what is zero waste?
We look at the journey towards zero waste as a practice and an ongoing process of both learning and change. We can move forward with mindfulness and a willingness to change even one thing at a time. Some people may start with committing to bringing their own coffee cup or water bottle around with them, while others who are at a different place in their journey may be looking to eliminate things like plastic wrap and plastic bags from their lives. The point is to start thinking about where things come from and where they end up – the whole lifecycle, especially with things that are only used for a short time. It’s not about perfection, but a process – and remembering that it’s not an all or nothing thing. It’s about intention – we need everyone do this imperfectly and not just a few doing it perfectly!
"Zero Waste is the conservation of all resources by means of responsible production, consumption, reuse, and recovery of all products, packaging, and materials without burning them and without discharges to land, water, or air that threaten the environment or human health." — The definition adopted by the Zero Waste International Alliance (ZWIA) 2018.
Let us think about our behavior as indirect consumer outside home. Let us think of the unnecessary objects which enter our life and let us refuse them; from the advertising leaflet to the free samples, via receipts, plastic bags and tumblers with single use. The purpose is not to hurt by refusing, but to bring a reflection on our habits as indirect consumers and to stop the demand growth on products which block us (leaflet which we do not even read, shampoo in the hotels which we do not use but what we love embarking and storing at home for example). Of course, this concept works only if the effort is collective.
Refuse plastic bags and carry a tote or reusable bag.
Refuse plastic water bottles and use your own reusable bottle.
Refuse take away coffee cups and use your own reusable coffee cup.
Refuse plastic and polystyrene take away containers by taking your own Tupperware or glass jar to restaurants.
Refuse plastic cutlery with your take out.
Refuse to buy packaged items that are available or can be substituted by a similar item in the bulk section.
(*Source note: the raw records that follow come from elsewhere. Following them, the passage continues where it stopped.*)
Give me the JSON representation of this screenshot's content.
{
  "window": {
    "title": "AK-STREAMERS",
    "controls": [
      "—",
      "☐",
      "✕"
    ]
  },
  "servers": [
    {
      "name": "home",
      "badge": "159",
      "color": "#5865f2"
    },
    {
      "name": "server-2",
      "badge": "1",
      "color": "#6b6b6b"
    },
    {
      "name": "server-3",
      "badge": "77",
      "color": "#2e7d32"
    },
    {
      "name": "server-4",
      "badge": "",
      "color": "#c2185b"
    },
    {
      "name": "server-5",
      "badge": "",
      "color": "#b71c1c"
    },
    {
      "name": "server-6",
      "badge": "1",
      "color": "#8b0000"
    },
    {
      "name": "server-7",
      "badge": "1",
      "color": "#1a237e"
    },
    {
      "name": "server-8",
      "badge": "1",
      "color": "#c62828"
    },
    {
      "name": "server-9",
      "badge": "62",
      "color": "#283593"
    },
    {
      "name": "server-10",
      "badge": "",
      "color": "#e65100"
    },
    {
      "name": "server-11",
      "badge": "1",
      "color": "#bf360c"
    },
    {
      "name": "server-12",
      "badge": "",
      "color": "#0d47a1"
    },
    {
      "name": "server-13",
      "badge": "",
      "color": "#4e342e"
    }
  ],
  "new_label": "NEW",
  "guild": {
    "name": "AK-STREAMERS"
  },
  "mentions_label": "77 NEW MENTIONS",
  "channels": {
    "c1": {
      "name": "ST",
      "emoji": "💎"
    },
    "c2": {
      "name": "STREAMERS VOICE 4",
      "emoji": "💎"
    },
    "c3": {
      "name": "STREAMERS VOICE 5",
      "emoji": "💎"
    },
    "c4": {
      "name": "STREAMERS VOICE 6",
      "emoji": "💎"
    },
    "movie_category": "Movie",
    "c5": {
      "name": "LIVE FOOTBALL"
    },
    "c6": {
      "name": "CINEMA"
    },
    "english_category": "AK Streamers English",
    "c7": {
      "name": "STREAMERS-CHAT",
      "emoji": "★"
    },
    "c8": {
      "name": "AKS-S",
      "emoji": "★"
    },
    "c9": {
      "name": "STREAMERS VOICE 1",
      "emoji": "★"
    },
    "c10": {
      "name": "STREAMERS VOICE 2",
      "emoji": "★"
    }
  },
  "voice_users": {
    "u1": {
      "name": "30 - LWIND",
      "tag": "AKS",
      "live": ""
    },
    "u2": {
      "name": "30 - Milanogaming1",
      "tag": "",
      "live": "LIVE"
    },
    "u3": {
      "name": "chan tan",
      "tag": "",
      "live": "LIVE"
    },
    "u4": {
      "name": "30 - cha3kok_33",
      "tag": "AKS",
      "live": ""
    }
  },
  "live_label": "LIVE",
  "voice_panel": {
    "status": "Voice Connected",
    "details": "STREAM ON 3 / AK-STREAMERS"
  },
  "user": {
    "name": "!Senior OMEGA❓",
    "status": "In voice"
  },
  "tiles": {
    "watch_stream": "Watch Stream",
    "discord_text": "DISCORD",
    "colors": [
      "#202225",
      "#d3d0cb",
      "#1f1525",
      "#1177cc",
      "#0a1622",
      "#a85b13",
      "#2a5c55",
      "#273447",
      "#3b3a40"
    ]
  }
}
Bring your own linen/mesh bags as most stores only provide plastic bags for filling. Examples: Grains, Beans, Seeds, Nuts, Pasta, Chocolate, Snacks, Flours, Dried Fruits.
We are used to a society of consumption, abundance. Let us favor quality over quantity. Let us think of how we can reduce our volume of consumption and adapt it to our real needs as well as to the volume of resources available on the planet. This stage has a real impact on the environmental crisis we are facing. Here are some lines of thought and challenges: reduce the use of the car, reduce the number of packagings during your grocery shopping by favoring shopping in bulk, reduce the number of emails to print at work, reduce numbers of household electrical appliances in your home, etc.
Reduce the paper mail you receive by opting for paperless options for your bills. (Enmax, Atco, Rogers, Teksavvy)
Reduce paper receipts when offered by choosing to have your receipt emailed to you. (Calgary Library, Small stores with iPad point of sales systems)
Reduce the packaged items your purchase at the supermarket by choosing items that are available or can be substituted by a similar item in the bulk section. Bring your own linen/mesh bags as most stores only provide plastic bags for filling. Examples: Grains, Beans, Seeds, Nuts, Pasta, Chocolate, Snacks, Flours, Dried Fruits.
Let us extend the life cycle of our objects by reusing them. Let us favor packagings and reusable utensils, in sustainable, long-lasting materials (glass, fabric, metal instead of plastic materials for example). Let us favor a collective mode of consumption and the purchases of second-hand equipment and repair of objects rather than purchasing new material.
Vegetable scraps — Vegetable scraps such as garlic, onion, celery, carrots, herbs are perfect for creating your own vege broth. Store them in a jar in the freezer until you have enough to make a broth.
Glass jars - When you're at the super market, select products based on convenient sized glass jars that you can use to store pantry goods or leftovers. Our favourite is the large ADAMS Peanut butter jar.
Junk mail - Use paper junk mail to line your compost bin.
Towels - Cut into small sizes for kitchen cloths or rags.
Plastic brushes — Reuse your old dish brush, toothbrush and other brushes for outdoor use.
Recycling does not correspond to the first purpose of the zero waste lifestyle, it is one of last stages when we have already tempted everything to avoid waste. By thinking about our way of consuming, by refusing, by reducing and by reusing, we shall not have much to recycle, hopefully. Let us not forget that recycling is not the ideal solution to the environmental crisis. To recycle consists in modifying an object to create a new one, but this modification has an ecological cost and its smooth running depends on numerous factors.
Complete list of what can be recycled in the Calgary blue cart.
Let us think of composting the peels of fruits and vegetables, the rests of meals, and any other organic waste. They decompose naturally and return their nutriments to earth.
Sources: Zero Waste Home: The Ultimate Guide to Simplifying Your Life by Reducing Your Waste
Book by Bea Johnson
Blog by Bea Johnson